■ **TASK REQUIREMENTS**
Your job is to restate each entry word for word.

■ **DATA SHOWN**
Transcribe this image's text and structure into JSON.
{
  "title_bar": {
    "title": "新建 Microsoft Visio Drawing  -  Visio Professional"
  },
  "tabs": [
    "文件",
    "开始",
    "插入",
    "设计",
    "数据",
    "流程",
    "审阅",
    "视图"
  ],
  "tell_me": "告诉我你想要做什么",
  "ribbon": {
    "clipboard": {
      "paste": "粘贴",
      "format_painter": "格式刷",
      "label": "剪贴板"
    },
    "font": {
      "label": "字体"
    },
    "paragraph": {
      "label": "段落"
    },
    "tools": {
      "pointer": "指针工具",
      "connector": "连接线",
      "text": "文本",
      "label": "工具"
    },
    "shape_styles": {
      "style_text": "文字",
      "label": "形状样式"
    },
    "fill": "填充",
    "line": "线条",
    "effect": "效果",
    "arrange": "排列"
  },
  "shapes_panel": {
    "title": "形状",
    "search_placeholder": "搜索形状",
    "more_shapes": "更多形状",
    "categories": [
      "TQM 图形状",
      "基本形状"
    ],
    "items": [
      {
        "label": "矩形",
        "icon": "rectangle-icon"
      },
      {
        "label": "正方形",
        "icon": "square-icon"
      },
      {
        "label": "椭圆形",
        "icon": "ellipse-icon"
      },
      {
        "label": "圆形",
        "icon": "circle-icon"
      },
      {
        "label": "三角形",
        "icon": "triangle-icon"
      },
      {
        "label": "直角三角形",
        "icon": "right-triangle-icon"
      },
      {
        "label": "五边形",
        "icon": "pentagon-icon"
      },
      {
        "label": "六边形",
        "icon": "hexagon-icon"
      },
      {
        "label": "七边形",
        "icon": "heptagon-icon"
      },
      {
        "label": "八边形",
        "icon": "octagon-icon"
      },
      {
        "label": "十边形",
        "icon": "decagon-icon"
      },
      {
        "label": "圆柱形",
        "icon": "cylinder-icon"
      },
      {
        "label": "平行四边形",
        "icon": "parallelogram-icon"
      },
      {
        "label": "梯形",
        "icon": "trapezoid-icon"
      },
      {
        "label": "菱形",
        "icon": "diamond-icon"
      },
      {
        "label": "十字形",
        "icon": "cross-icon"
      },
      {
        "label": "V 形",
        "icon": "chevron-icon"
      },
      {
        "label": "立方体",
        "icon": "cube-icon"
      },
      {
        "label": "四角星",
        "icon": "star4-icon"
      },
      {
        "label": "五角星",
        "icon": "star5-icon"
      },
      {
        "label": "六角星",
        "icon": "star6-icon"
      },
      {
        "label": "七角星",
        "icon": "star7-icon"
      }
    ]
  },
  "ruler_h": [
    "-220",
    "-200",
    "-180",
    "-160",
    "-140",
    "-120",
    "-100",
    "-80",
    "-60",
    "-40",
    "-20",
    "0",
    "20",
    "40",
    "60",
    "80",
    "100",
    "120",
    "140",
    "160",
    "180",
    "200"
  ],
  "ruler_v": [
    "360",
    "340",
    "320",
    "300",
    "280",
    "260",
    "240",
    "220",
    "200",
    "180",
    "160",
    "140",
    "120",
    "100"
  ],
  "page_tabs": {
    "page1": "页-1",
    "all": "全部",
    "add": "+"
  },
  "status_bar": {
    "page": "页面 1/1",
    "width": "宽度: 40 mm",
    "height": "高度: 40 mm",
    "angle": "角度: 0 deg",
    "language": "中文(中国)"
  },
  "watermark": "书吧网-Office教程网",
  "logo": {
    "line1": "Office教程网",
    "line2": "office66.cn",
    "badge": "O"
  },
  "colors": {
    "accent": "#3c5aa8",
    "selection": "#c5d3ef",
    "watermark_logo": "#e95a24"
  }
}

■ **SOLUTION FOR THIS EXERCISE**
Transcribe this image's text and structure into JSON.
{
  "title_bar": {
    "title": "新建 Microsoft Visio Drawing  -  Visio Professional"
  },
  "tabs": [
    "文件",
    "开始",
    "插入",
    "设计",
    "数据",
    "流程",
    "审阅",
    "视图"
  ],
  "tell_me": "告诉我你想要做什么",
  "ribbon": {
    "clipboard": {
      "paste": "粘贴",
      "format_painter": "格式刷",
      "label": "剪贴板"
    },
    "font": {
      "label": "字体"
    },
    "paragraph": {
      "label": "段落"
    },
    "tools": {
      "pointer": "指针工具",
      "connector": "连接线",
      "text": "文本",
      "label": "工具"
    },
    "shape_styles": {
      "style_text": "文字",
      "label": "形状样式"
    },
    "fill": "填充",
    "line": "线条",
    "effect": "效果",
    "arrange": "排列"
  },
  "shapes_panel": {
    "title": "形状",
    "search_placeholder": "搜索形状",
    "more_shapes": "更多形状",
    "categories": [
      "TQM 图形状",
      "基本形状"
    ],
    "items": [
      {
        "label": "矩形",
        "icon": "rectangle-icon"
      },
      {
        "label": "正方形",
        "icon": "square-icon"
      },
      {
        "label": "椭圆形",
        "icon": "ellipse-icon"
      },
      {
        "label": "圆形",
        "icon": "circle-icon"
      },
      {
        "label": "三角形",
        "icon": "triangle-icon"
      },
      {
        "label": "直角三角形",
        "icon": "right-triangle-icon"
      },
      {
        "label": "五边形",
        "icon": "pentagon-icon"
      },
      {
        "label": "六边形",
        "icon": "hexagon-icon"
      },
      {
        "label": "七边形",
        "icon": "heptagon-icon"
      },
      {
        "label": "八边形",
        "icon": "octagon-icon"
      },
      {
        "label": "十边形",
        "icon": "decagon-icon"
      },
      {
        "label": "圆柱形",
        "icon": "cylinder-icon"
      },
      {
        "label": "平行四边形",
        "icon": "parallelogram-icon"
      },
      {
        "label": "梯形",
        "icon": "trapezoid-icon"
      },
      {
        "label": "菱形",
        "icon": "diamond-icon"
      },
      {
        "label": "十字形",
        "icon": "cross-icon"
      },
      {
        "label": "V 形",
        "icon": "chevron-icon"
      },
      {
        "label": "立方体",
        "icon": "cube-icon"
      },
      {
        "label": "四角星",
        "icon": "star4-icon"
      },
      {
        "label": "五角星",
        "icon": "star5-icon"
      },
      {
        "label": "六角星",
        "icon": "star6-icon"
      },
      {
        "label": "七角星",
        "icon": "star7-icon"
      }
    ]
  },
  "ruler_h": [
    "-220",
    "-200",
    "-180",
    "-160",
    "-140",
    "-120",
    "-100",
    "-80",
    "-60",
    "-40",
    "-20",
    "0",
    "20",
    "40",
    "60",
    "80",
    "100",
    "120",
    "140",
    "160",
    "180",
    "200"
  ],
  "ruler_v": [
    "360",
    "340",
    "320",
    "300",
    "280",
    "260",
    "240",
    "220",
    "200",
    "180",
    "160",
    "140",
    "120",
    "100"
  ],
  "page_tabs": {
    "page1": "页-1",
    "all": "全部",
    "add": "+"
  },
  "status_bar": {
    "page": "页面 1/1",
    "width": "宽度: 40 mm",
    "height": "高度: 40 mm",
    "angle": "角度: 0 deg",
    "language": "中文(中国)"
  },
  "watermark": "书吧网-Office教程网",
  "logo": {
    "line1": "Office教程网",
    "line2": "office66.cn",
    "badge": "O"
  },
  "colors": {
    "accent": "#3c5aa8",
    "selection": "#c5d3ef",
    "watermark_logo": "#e95a24"
  }
}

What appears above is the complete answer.